10/3/2019 0 Comments
Boston City Councilor At-Large Michael F. Flaherty Calls for Adoption of Necessary Amendments and Passage of the Student Opportunity Act
Boston City Councilor At-Large Michael F. Flaherty calls upon the State Legislature to adopt necessary amendments and pass the Student Opportunity Act (S.2350: An Act Relative to Educational Opportunity for Students) as an urgently needed tool to help alleviate the achievement gap in Boston Public Schools. The newly introduced state legislative proposal, recently presented by the Joint Committee on Education, is the latest in the state’s comprehensive effort to provide a 21st century quality education system for all of Boston’s students. The bill is an absolutely vital budgetary bill that will enable Massachusetts to finally provide the opportunities and educational investment that both students and teachers direly need.
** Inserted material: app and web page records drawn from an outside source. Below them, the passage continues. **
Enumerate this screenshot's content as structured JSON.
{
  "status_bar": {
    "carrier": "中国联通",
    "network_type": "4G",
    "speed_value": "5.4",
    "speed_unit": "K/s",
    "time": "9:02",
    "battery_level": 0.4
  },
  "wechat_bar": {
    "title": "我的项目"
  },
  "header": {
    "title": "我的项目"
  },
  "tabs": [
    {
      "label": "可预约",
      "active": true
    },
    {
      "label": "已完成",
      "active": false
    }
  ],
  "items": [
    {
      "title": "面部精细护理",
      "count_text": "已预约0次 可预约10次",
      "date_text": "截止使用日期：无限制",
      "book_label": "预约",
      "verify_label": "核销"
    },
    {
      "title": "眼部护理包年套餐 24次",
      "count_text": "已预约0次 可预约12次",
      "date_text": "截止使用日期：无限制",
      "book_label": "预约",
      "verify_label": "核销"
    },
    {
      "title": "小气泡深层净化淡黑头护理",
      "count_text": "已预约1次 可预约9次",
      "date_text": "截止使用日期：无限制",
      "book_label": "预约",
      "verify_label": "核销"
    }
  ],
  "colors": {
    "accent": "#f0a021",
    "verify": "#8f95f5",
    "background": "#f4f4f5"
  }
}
The Student Opportunity Act seeks to close the funding gap in how the public education system is budgeted. This necessary legislation builds on the work that was proposed through the Promise Act - seeking to update the Massachusetts Education Reform Act of 1993 by adding a new funding mechanism to the Chapter 70 education aid formula. As a result of this bill, school districts across the Commonwealth of Massachusetts can collectively expect an estimated $1.5 billion in additional revenue. The additional funding will support the expansion of services for student wellness, along with protecting school employees from high healthcare costs by ensuring that funding allocations for healthcare are more accurate, and other critical changes. The Student Opportunity Act will allow for a forward-thinking approach to how our students and teachers should have the resources needed for a successful learning environment.
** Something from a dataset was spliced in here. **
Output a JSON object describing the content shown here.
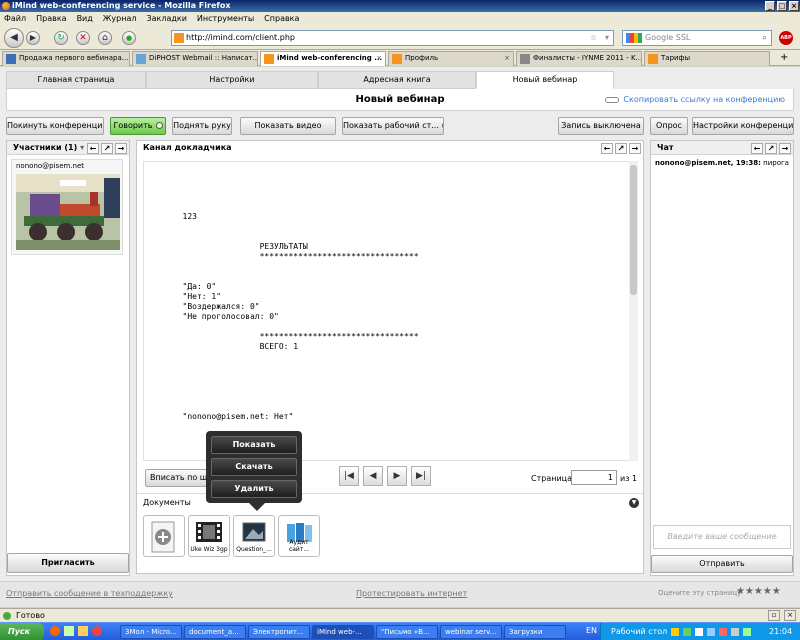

“While Boston Public Schools have made great investments and resources in our school system during recent years, along with leveraging public-private partnerships, we are past-due on an overhaul in our approach to school funding,” said Councilor Flaherty. “Every budget season, the Boston City Council hears the concerns of families and students alike, finding ourselves short on funding in desperately needed areas. We have been underfunded by the current mechanisms, so now is the time to work with our colleagues at the State House to implement a solution that will address the inequities that have made their way into our classrooms.”
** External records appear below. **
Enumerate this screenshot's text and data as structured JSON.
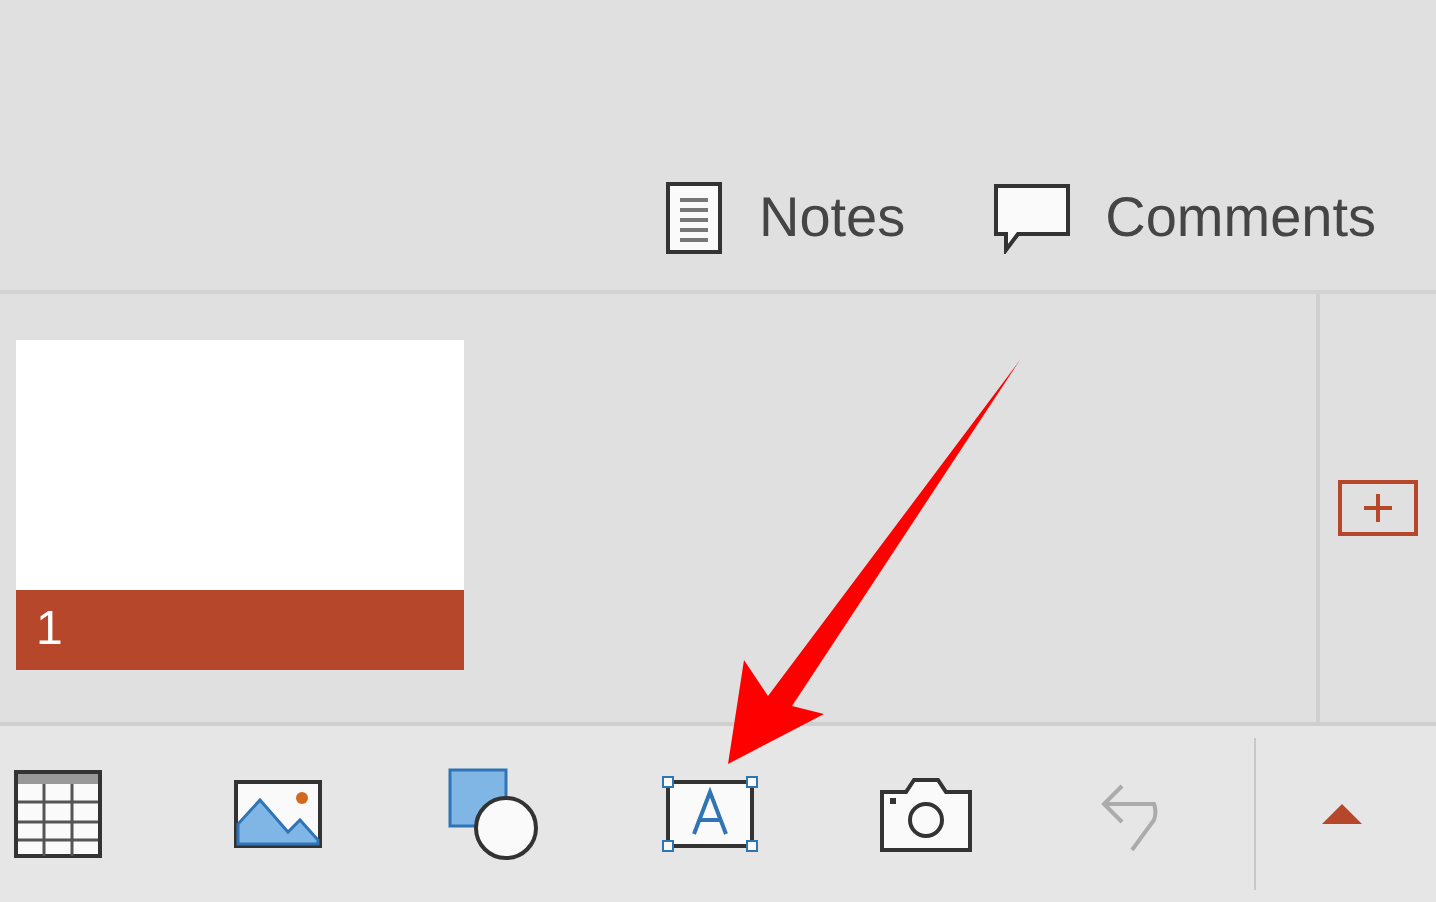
{
  "view_buttons": [
    {
      "kind": "notes",
      "label": "Notes"
    },
    {
      "kind": "comments",
      "label": "Comments"
    }
  ],
  "slides": [
    {
      "number": "1",
      "selected": true
    }
  ],
  "toolbar": [
    {
      "kind": "table",
      "disabled": false
    },
    {
      "kind": "picture",
      "disabled": false
    },
    {
      "kind": "shapes",
      "disabled": false
    },
    {
      "kind": "textbox",
      "disabled": false
    },
    {
      "kind": "camera",
      "disabled": false
    },
    {
      "kind": "undo",
      "disabled": true
    }
  ]
}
The Student Opportunity Act is still under review by the State Legislature. Councilor Flaherty specifically calls for the adoption of Amendments 14, 17, 19 and 61. These Amendments reinforce the core of the bill, in that they set the guidelines surrounding how the bill will benefit ESL and low-income students, address the infrastructure for charter school establishments and their financial impacts on their communities, and establish concrete charter school seating caps, while adding representatives from the Massachusetts Teachers Association and the American Federation of Teachers to several important education advisory councils. Councilor Flaherty calls upon all stakeholders to contact their state elected officials to advocate for the adoption of these amendments and the passage of this Act which aims to reduce the academic and opportunity gaps for all students in Boston’s schools, including those who are from lower-income households, are English language learners, and/or have different cognitive/physical learning abilities.
Councilor Flaherty’s own efforts to close the academic and opportunity gaps include efforts to implement Year 13 in the Boston Public School system. Councilor Flaherty proposes Year 13 to be designed as an intensive, year-long focused program which will provide an extra year of high school, allowing for transition into post-secondary educational, and getting students on track to not only four-year colleges, but also for students entering vocational-technical school, or community college as well.
“By acknowledging that we are under-performing in some areas, we should be doing more to help all of our students to be on the path to success. Namely, in our students' abilities to not only graduate, but to make sure that they are college-ready and career-ready coupled with our educators being provided with the tools to enable a productive classroom,” stated Councilor Flaherty.